Eisenhorn: the Omnibus Edition

by Dan Abnett

This is a massive collection of 4 novels and 4 short stories about Inquisitor Gregor Eisenhorn set in the Warhammer 40,000 universe.

  • “Regia Occulta”
  • Xenos
  • “Missing in Action”
  • Malleus
  • “Backcloth for a Crown Additional”
  • Hereticus
  • “The Keeler Image”
  • The Magos

I’ve never played Warhammer and this was my first encounter with the universe. The gist is that in the 41st century human scientific and social progress have ceased, humanity is united under a god-emperor, and humankind is fighting for survival against alien and occult forces.

It’s a pretty great setting, and these stories are a good read.

Of the novels, I thought The Magos was far and away the best. Although it is also the odd one out—the only story not told primarily from Eisenhorn’s first-person perspective.
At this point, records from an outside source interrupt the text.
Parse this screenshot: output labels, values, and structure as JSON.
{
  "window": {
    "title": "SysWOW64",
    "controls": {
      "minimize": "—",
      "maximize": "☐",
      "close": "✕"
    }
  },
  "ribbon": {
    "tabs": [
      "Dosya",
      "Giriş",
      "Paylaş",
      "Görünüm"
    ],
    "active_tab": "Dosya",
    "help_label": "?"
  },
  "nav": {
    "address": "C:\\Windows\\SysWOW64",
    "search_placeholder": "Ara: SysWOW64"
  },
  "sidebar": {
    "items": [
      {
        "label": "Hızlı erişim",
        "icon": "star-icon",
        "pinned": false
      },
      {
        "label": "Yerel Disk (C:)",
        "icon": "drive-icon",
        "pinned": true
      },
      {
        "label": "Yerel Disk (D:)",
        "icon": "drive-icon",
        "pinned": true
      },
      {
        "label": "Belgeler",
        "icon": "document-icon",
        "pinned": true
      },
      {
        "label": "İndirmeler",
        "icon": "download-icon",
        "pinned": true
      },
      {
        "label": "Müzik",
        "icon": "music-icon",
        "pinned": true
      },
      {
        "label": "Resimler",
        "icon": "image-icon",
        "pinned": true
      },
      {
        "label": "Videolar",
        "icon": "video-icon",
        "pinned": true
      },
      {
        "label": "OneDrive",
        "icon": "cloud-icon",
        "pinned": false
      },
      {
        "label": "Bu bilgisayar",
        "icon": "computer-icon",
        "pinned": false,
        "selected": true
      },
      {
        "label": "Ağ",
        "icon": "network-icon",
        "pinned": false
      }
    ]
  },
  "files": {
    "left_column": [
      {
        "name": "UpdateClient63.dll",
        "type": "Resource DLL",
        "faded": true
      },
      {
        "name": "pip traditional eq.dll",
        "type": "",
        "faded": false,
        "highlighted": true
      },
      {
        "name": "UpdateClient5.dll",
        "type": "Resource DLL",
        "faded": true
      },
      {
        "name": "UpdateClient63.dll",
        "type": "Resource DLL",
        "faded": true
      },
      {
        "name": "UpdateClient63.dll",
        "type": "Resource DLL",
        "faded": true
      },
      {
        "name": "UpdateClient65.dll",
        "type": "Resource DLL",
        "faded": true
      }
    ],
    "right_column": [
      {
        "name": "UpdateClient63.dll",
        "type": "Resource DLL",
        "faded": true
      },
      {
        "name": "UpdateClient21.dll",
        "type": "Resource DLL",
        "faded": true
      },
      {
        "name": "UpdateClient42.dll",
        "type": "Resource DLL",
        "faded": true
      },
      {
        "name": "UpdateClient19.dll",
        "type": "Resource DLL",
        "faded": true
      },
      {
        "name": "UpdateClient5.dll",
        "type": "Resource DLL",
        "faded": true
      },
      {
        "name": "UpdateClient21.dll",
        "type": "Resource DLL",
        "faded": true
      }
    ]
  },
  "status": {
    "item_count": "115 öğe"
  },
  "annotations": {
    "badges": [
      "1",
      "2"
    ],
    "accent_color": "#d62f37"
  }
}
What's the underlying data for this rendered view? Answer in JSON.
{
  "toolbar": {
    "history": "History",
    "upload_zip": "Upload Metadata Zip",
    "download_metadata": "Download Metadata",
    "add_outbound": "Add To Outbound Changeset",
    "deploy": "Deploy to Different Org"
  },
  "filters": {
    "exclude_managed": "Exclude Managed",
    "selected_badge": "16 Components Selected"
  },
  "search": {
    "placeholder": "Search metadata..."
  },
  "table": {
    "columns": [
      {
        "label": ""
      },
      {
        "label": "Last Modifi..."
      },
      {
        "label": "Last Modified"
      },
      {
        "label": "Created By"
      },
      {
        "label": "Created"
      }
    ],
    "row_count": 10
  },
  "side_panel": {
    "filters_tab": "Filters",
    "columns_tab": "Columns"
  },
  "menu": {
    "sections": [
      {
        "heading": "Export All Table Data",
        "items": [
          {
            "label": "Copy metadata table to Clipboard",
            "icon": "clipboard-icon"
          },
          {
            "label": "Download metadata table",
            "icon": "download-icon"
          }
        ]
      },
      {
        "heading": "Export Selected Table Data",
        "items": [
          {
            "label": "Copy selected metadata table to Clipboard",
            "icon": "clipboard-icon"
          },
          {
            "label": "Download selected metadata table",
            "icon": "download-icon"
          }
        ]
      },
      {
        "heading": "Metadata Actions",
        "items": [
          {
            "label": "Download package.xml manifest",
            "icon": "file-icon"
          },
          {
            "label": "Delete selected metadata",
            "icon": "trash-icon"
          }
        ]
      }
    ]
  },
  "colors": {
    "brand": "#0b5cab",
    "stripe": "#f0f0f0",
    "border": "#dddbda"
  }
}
If you wanted to just dip your toe into this series to see if you like it, I would start with The Magos, and if you enjoy it, get the omnibus and start at the beginning. (Even though The Magos comes last in the timeline, I don’t think it spoils anything about the other stories.)

The Shadow of the Torturer

by Gene Wolfe

In the Earth’s far future humanity lives in the ruins of human civilization and an exiled torturer with a fantastic sword embarks on a journey. Before he makes it out of the city, he picks up a magic rock that provides the title for the sequel, ends up in a duel with plants as weapons, joins a troupe of traveling players, and finally leaves the city.

This book reminded me of Jack Vance’s The Dying Earth series, which is not a good thing. It is set so far in the future that anything goes and there’s no effort to justify anything. I call it space magic.

This book is a sterling example of the space magic genre. Unappealing characters. Nonsensical nouns. Supposedly super-advanced, totally unexplained technology (magic).

I did still read it, though. And I picked up the sequel, too. Although I wouldn’t recommend it. For a better take on deep future sci-fi, pick up Elder Race.

Elder Race

by Adrian Tchaikovsky

Any sufficiently advanced technology is indistinguishable from magic.

Arthur C. Clarke

That’s the premise for this book in a nutshell. A brave princess from a medieval town travels to an ancient wizard’s tower for help stopping a demon that threatens her land. But it’s vastly advanced technology, not magic or monsters. Good read.